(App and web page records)
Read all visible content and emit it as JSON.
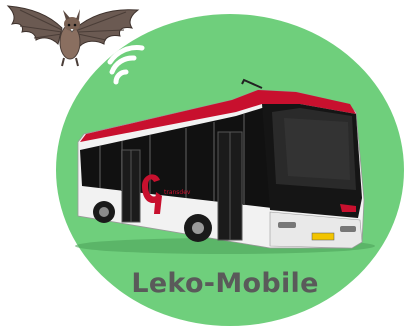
{
  "brand": {
    "name": "Leko-Mobile",
    "circle_color": "#6fcf7c",
    "text_color": "#5a5a5a"
  },
  "bus": {
    "livery_colors": [
      "#c8102e",
      "#111111",
      "#f2f2f2"
    ],
    "side_logo_text": "transdev",
    "plate_text": "BX-RX-30"
  },
  "icons": [
    "bat-icon",
    "wifi-signal-icon",
    "bus-illustration"
  ]
}
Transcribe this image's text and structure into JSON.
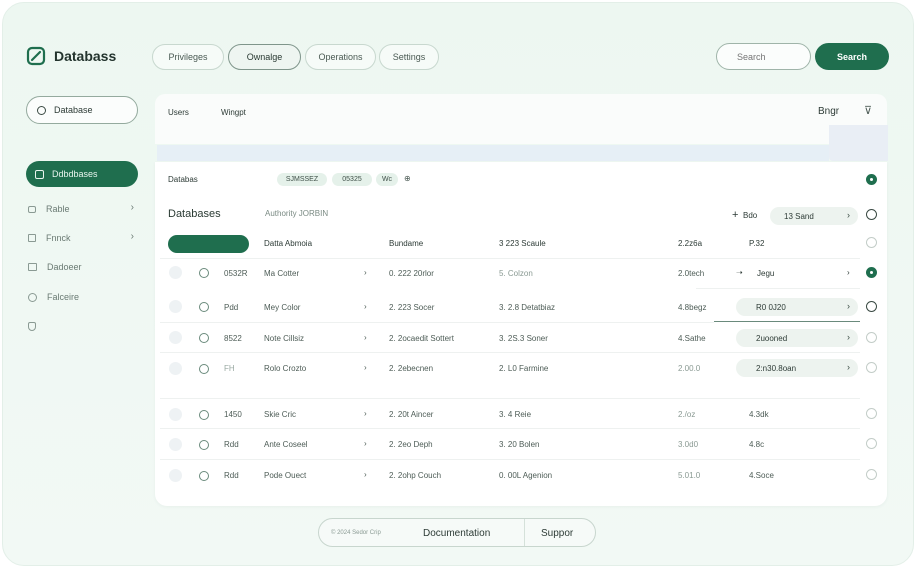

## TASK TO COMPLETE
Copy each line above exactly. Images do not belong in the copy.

## REPLY
Read all visible content and emit it as JSON.
{
  "brand": {
    "name": "Leko-Mobile",
    "circle_color": "#6fcf7c",
    "text_color": "#5a5a5a"
  },
  "bus": {
    "livery_colors": [
      "#c8102e",
      "#111111",
      "#f2f2f2"
    ],
    "side_logo_text": "transdev",
    "plate_text": "BX-RX-30"
  },
  "icons": [
    "bat-icon",
    "wifi-signal-icon",
    "bus-illustration"
  ]
}
Transcribe this image's text and structure into JSON.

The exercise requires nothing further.